Swedish Red Cross White Bus Rescue Part 3

The Swedish Red Cross White Bus Rescue saved over 15, 345 people, yet Swedish neutrality was a misnomer.
Sweden helped Germany during WWII while also being home to the White Bus Rescue. Heroes or collaborators? You decide.

Red Cross White Bus Rescue in WWII

Lest We Forget - Doverstorp:
Where 8,000 Survivors Experienced A Renewal of Life

By Roger A. Ritvo and Caitlyn P. Traffanstedt (1) .
Download the entire White Bus Rescue Part 3 PDF and read each part below as well.

Part 3: Photogallery from the Swedish Red Cross White Bus Rescue

The word “Abandoned”

Given upOutcastEliminated
EmptyGiven up86’ed
ShunnedCast asideDropped
Passed overRelinquishedDumped

Swedish Red Cross White Bus Rescue

This photograph (3) above shows the first platoon of the Swedish Red Cross detachment before a trip into Germany.

Swedish Red Cross White bus rescue
Swedish Red Cross detachment before a trip into Germany

;3 From Swedish Red Cross files at the Swedish National Archives; used with permission. https://riksarkivet.se/

Swedish Red Cross White bus rescue
Former prisoner’s memory of this journey to Sweden

Swedish Red Cross White bus rescue
Former Prisoners from Dachau on the road to freedom. (4)

 4 From Swedish Red Cross files at the Swedish National Archives; used with permission. https://riksarkivet.se/

How did these survivors recall their experiences?

One must respect the choices survivors of any tragedy make about their lives. It is not our place to judge. Eva Katz Brettler succinctly recalled that:

“During her husband’s lifetime, (she) talked rarely about her wartime experiences.

“[Her husband] Marten always said that we shouldn’t talk about what happened “then” to us during the war so that we won’t raise our children [‘now”] on these stories.”5Victoria Martinez’s scholarly analysis of life in Sweden’s Oreryd resettlement camp documents the reality that many of these former prisoners suffered what we now know are Post-Traumatic Stress reactions. What could have triggered these?

These resettlement camps had fences, barbed-wire, living in barracks, almost no privacy, having to deal with authorities who spoke a different language, communal meals, theft and dozens of other trigger actions.

For people just on the verge of understanding where they are and where they have been, these became huge impediments to recovery.6

History can be lost and distorted unless it is recorded and documented.

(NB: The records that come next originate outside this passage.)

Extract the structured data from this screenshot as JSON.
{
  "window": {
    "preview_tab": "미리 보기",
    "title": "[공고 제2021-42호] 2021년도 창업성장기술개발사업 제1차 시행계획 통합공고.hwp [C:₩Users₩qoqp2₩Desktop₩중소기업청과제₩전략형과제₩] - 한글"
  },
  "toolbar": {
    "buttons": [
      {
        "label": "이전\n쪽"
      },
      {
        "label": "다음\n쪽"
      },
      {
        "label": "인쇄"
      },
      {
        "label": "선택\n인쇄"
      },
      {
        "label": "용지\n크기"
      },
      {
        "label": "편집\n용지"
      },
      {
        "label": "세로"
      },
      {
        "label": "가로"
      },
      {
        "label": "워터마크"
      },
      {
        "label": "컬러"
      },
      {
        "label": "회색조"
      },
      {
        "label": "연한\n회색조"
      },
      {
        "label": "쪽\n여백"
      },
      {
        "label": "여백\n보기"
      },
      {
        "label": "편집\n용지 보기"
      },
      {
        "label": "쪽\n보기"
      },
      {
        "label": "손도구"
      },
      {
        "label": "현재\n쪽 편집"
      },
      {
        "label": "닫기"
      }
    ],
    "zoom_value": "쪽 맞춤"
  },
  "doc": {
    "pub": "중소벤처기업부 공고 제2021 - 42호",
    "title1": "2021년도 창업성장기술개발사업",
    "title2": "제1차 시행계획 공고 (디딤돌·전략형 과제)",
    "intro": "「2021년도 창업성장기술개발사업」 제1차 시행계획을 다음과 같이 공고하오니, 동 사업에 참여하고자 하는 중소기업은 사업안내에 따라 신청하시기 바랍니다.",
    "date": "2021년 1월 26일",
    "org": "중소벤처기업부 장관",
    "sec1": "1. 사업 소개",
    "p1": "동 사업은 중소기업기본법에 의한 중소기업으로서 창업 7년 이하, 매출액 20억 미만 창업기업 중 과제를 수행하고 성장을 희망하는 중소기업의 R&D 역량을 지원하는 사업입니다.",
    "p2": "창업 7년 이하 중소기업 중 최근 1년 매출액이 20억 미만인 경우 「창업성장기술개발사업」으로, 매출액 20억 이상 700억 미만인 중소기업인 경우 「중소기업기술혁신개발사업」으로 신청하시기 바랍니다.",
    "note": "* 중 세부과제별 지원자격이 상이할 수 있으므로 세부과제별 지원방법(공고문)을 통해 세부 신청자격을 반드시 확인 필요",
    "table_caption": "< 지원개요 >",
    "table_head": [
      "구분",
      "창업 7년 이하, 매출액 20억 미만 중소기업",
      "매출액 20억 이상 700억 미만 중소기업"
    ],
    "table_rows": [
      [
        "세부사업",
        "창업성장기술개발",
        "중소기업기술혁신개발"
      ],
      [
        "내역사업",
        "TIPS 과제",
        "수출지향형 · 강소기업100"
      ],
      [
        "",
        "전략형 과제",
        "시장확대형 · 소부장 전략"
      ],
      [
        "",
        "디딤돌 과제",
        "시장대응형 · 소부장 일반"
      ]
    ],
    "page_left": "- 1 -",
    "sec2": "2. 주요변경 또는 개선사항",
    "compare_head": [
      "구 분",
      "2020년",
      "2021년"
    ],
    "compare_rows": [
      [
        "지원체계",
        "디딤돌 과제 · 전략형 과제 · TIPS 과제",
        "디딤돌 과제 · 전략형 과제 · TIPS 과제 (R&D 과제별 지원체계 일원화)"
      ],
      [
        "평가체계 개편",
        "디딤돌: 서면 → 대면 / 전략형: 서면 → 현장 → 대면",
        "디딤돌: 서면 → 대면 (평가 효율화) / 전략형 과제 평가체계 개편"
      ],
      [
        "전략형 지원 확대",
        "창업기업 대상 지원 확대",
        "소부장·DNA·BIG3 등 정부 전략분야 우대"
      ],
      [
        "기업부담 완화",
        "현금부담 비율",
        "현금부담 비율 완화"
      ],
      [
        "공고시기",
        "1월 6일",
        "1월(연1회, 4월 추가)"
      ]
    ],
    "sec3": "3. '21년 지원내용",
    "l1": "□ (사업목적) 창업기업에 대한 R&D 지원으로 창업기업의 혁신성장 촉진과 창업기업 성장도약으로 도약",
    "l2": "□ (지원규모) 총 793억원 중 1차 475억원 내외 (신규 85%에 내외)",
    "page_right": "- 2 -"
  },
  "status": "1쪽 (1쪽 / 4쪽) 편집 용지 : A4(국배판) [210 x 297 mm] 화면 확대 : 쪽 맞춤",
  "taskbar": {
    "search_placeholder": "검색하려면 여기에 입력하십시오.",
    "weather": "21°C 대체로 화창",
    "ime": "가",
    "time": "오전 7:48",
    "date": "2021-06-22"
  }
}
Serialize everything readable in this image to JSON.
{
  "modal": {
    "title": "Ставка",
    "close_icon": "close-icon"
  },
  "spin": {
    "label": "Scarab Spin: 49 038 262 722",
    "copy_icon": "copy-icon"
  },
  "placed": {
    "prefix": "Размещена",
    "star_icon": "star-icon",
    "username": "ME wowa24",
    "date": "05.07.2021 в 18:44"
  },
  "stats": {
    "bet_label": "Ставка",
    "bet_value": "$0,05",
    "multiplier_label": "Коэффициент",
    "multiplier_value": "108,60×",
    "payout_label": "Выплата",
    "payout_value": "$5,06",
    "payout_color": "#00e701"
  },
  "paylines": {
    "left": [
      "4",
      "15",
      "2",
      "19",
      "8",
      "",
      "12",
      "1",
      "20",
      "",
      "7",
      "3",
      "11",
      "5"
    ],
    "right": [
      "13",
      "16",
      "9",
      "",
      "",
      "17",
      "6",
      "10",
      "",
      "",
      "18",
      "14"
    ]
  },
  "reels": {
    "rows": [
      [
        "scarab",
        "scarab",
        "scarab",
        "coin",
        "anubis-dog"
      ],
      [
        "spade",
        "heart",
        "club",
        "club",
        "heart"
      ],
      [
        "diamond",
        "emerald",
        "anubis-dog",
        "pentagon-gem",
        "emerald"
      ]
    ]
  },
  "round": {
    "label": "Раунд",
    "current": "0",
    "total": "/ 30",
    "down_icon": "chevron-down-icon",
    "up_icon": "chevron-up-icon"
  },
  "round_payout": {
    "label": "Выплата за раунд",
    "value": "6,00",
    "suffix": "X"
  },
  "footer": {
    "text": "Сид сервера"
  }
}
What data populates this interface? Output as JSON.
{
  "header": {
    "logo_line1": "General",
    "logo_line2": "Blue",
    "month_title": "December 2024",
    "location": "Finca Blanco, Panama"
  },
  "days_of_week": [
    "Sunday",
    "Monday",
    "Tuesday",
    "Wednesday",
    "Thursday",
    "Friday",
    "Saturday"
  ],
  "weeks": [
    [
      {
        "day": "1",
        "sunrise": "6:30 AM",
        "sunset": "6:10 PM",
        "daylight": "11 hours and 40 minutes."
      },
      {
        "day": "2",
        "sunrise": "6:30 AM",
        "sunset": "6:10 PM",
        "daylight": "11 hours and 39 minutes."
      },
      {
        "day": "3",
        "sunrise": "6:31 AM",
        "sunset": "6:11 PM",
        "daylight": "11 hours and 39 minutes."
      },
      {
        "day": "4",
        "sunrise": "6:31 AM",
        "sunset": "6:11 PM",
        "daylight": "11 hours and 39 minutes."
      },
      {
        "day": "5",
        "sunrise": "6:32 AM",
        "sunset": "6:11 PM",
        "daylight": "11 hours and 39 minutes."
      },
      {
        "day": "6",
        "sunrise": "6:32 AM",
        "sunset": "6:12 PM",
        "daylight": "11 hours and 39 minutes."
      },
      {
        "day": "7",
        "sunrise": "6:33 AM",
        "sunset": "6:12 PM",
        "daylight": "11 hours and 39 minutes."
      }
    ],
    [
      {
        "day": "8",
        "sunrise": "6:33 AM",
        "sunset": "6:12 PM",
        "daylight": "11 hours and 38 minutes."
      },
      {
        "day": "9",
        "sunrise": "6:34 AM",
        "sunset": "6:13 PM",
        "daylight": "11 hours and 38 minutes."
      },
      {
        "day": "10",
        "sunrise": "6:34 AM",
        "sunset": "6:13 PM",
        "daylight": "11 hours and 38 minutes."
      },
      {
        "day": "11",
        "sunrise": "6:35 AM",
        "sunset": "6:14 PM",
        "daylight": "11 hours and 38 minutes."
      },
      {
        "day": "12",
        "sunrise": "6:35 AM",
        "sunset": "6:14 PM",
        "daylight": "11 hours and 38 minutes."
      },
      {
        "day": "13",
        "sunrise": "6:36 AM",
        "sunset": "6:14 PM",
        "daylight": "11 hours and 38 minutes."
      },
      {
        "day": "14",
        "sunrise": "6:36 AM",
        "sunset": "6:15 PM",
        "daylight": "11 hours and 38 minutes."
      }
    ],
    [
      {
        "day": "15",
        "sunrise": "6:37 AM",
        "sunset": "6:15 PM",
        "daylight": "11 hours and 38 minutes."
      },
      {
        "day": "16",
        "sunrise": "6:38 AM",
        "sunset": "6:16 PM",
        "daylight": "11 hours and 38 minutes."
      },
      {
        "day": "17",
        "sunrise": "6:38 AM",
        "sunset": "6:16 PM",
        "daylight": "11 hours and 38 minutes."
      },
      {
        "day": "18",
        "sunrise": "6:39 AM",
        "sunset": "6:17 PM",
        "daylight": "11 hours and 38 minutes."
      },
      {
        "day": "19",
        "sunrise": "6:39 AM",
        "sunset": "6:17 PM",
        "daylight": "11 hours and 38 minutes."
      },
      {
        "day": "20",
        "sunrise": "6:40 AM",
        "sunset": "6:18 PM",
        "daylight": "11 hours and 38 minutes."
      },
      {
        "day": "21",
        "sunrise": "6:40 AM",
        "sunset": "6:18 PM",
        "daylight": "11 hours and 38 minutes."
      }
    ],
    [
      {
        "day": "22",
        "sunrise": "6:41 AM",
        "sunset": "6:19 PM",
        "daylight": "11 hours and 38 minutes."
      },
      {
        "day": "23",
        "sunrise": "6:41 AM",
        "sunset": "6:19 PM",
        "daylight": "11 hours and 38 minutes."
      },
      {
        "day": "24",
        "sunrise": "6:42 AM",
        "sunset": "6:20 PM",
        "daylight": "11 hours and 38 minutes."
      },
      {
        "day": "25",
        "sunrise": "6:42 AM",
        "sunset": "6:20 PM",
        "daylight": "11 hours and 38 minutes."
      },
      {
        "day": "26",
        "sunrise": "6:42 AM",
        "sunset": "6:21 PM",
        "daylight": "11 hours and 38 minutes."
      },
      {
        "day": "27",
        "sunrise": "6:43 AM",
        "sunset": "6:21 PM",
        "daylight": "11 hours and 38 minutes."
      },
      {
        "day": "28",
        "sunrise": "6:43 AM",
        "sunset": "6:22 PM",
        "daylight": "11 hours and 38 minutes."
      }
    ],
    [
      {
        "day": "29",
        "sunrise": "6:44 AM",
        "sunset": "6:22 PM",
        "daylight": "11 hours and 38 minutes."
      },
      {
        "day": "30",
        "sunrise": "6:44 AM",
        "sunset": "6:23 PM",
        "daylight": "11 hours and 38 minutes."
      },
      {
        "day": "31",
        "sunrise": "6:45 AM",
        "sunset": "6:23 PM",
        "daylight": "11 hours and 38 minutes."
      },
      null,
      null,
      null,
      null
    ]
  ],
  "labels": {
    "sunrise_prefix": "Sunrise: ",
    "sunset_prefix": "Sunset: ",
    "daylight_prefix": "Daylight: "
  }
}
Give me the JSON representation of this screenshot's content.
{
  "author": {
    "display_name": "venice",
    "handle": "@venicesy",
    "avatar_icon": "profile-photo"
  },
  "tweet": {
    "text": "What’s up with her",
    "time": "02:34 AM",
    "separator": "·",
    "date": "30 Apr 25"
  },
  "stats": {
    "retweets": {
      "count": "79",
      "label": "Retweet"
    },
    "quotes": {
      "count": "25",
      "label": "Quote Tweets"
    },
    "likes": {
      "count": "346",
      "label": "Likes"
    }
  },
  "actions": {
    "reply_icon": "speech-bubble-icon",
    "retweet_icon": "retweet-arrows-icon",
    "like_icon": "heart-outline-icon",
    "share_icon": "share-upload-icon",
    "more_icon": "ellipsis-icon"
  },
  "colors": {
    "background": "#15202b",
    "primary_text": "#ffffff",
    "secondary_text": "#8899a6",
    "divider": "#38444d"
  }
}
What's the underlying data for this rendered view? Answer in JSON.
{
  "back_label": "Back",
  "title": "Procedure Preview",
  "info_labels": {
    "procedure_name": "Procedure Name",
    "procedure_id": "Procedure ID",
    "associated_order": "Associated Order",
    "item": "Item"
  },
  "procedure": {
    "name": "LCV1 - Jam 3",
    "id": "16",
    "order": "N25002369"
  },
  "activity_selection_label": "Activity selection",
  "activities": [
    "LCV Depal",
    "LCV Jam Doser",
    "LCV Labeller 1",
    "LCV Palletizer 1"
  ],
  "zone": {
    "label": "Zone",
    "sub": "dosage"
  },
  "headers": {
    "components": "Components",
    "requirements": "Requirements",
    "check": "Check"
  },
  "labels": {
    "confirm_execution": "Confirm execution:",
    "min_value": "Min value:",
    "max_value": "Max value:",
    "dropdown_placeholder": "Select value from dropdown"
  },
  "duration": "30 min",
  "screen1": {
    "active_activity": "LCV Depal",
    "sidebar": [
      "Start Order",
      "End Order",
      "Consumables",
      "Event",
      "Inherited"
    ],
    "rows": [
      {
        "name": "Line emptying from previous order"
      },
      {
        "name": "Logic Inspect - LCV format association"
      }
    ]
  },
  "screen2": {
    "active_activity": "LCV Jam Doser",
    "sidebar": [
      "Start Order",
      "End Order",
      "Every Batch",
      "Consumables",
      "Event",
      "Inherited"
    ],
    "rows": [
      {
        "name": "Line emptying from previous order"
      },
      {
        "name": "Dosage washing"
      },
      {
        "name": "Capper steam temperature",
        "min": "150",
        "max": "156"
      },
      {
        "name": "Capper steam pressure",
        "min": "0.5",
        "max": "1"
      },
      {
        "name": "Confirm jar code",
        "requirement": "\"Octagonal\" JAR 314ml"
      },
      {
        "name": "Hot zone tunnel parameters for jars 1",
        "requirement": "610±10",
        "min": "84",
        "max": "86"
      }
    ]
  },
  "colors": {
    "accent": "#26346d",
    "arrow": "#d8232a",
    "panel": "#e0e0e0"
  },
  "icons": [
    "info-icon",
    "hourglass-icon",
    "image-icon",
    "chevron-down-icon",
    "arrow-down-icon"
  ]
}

In 1945-46, just a few months after the liberated prisoners arrived in Sweden, leaders at the Polish Research Institute in Lund knew that contemporaneous documentation of survivors’ wartime experiences is useful so that (a) their biographies are not lost and (b) these interviews can be used in war crimes tribunals and other legal proceedings, if done appropriately.

A Lund University lecturer in Polish, Zygmunt Lakocinski (1905-1987), was more than a friendly face; he spoke Polish, knew their culture, traditions and language.

Lakocinski enlisted the assistance of nine former prisoners to complete 512 structured interviews in 1945-46. There are over 20,000 pages of original notes, mostly in chronological order with interviewer comments and footnotes when memories may have differed from known events.

Remember, these former prisoners lived under unimaginable conditions and stress. The interviewer and the survivor reviewed and signed these documents.

5 https://jewishjournal.com/news/california/132048/#.U-2vSstcnZc.email Accessed September 5, 2022.

6 Martinez, Victoria Van Orden. “Shaping ongoing survival in a Swedish refugee camp: A refugee- centred history of Jewish and non-Jewish survivors of Nazi persecution in Sweden.” Nordisk judaistik/Scandinavian Jewish Studies, 2022. 33:1, 19-36.


1 Roger A. Ritvo is Distinguished Professor Emeritus at Auburn University Montgomery and Lecturer, University of Colorado Denver.

The authors acknowledge Auburn University Montgomery partial support for this project.

Please send all correspondence related to this article to rritvo@yahoo.com.

Caitlyn P. Traffanstedt serves as the Performance Improvement (PI) Analyst at East Alabama Medical Center and a graduate student at Auburn University Montgomery.